Rap music is one of the most controversial music styles today. Its harsh messages and fast-paced rhythm are just too much for some people to understand. A prime example of this style is Magic. His latest release, Thuggin’, is a compilation of delicate subject matter and raw emotion.
With subjects ranging from murder and gangs, marijuana and sex, Thuggin’ covers a lot of ground. Helping Magic deliver his message is a wide range of rap talents. Murder-C helps out with the tunes “Wobble, Wobble”, “Do You Really Want Peace”, “Club Thang”, and “We Gon Ride”. Also lending a voice is Ms. Peaches. Her sultry tone adds true music and melody to “Freaky” and “Wanna Get Away”. Well-known rap artist and executive producer Master P is featured in the fight song “Ice on My Wrist”.
Specifically, one of the many disturbing elements on Thuggin’ is the explicit lyrics about hate and death. In “Do You Really Want Peace”, Murder-C alludes to being a murderer. It’s as if he’s praising himself for taking a person’s life. This subject is not only rooted in this song; its presence appears in “Ice on My Wrist”, “Keep it Gangsta”, and “9th Ward’, along with other references to violence in many others.
I find it hard to see the good in music that purposely focuses on such negative subjects. Magic wanted to show the flip side of death and how appreciative we should be for the life we have with the song “Thank You Lord for My Life”, which was written in memory of Stacy Leigh.
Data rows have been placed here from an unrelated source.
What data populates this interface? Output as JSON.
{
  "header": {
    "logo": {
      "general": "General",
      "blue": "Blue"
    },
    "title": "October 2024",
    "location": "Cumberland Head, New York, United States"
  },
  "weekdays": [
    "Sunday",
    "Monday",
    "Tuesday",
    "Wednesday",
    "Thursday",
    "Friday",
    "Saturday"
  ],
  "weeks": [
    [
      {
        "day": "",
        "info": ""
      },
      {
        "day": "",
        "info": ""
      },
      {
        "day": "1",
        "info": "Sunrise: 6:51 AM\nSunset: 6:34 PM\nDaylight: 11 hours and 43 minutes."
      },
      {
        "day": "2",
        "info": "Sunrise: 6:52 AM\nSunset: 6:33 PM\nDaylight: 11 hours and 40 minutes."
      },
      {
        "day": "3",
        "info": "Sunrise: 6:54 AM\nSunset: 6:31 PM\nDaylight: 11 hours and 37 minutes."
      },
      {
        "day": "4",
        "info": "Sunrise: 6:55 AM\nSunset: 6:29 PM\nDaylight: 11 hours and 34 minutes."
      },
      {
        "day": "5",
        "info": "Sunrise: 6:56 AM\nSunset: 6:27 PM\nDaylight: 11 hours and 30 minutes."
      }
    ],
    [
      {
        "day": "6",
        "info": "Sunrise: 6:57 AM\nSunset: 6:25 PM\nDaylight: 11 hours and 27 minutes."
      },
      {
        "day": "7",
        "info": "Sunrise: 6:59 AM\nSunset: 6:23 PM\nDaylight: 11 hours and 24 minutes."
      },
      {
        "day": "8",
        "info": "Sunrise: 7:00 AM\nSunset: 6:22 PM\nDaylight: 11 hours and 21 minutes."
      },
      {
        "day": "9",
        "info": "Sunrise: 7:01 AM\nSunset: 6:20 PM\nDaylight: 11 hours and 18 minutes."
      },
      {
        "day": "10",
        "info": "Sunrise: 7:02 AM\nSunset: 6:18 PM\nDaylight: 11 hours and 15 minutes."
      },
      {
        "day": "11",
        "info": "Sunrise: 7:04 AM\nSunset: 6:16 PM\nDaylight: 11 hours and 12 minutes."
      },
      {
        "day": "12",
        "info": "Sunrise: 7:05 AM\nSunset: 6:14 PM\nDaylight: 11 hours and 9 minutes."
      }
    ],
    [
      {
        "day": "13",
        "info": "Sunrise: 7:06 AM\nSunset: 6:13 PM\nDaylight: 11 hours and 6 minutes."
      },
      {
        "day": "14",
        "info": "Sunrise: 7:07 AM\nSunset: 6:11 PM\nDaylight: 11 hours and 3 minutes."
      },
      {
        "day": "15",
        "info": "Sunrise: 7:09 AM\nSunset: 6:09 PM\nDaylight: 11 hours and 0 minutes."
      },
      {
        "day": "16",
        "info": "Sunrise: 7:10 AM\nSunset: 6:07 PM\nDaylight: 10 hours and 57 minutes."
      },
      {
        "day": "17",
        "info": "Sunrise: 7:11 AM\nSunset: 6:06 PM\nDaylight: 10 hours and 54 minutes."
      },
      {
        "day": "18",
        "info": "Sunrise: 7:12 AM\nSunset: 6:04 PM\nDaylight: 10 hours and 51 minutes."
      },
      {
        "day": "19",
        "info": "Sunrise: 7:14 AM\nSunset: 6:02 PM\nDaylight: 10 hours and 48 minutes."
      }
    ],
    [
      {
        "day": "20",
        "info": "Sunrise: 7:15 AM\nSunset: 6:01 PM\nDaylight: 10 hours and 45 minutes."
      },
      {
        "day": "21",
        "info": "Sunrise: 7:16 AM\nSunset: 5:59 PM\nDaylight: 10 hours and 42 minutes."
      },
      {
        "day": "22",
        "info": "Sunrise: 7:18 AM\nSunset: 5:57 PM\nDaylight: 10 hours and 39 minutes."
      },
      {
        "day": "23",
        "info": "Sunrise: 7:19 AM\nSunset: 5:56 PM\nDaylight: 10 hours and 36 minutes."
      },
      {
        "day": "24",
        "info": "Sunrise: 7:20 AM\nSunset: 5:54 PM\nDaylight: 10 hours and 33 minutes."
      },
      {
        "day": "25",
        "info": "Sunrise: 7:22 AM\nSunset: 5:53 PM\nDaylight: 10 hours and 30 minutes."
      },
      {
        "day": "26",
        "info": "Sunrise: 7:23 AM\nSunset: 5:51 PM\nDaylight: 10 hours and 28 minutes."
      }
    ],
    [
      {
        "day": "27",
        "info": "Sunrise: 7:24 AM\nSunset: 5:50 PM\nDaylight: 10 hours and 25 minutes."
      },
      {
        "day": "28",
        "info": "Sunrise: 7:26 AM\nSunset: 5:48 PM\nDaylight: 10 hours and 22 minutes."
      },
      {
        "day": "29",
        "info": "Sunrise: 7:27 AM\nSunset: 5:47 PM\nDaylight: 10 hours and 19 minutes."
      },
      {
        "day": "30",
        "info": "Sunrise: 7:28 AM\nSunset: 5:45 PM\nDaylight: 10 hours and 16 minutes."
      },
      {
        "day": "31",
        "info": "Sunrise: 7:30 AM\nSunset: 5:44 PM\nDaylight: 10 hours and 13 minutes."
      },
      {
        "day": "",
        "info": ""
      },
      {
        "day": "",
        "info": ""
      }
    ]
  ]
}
It’s just a shame that a song with such a positive message as this is followed by “Keep it Gangsta” and “Thugs”. Not only does this singularly positive tune share the cover with violence and hate, it also follows the song “Puff Puff”, suitably named after the joys of smoking pot. By placing this song amongst others of such negative influence, the powerful message is buried. It would have helped ease the negativity if Magic closed up shop with this one.
Released by No Limit Records, Thuggin’ is a difficult blend of hard-core lyrics and base-cranking beats. Magic’s raspy voice is great, but his brutal content and repetitive phrases start getting old after a while. While Ms. Peaches’ lustrous tone comes shining through toward the end and a varied compilation of rap artists contribute their unique styles, it just isn’t enough to save Thuggin’.
+ Ashley Adams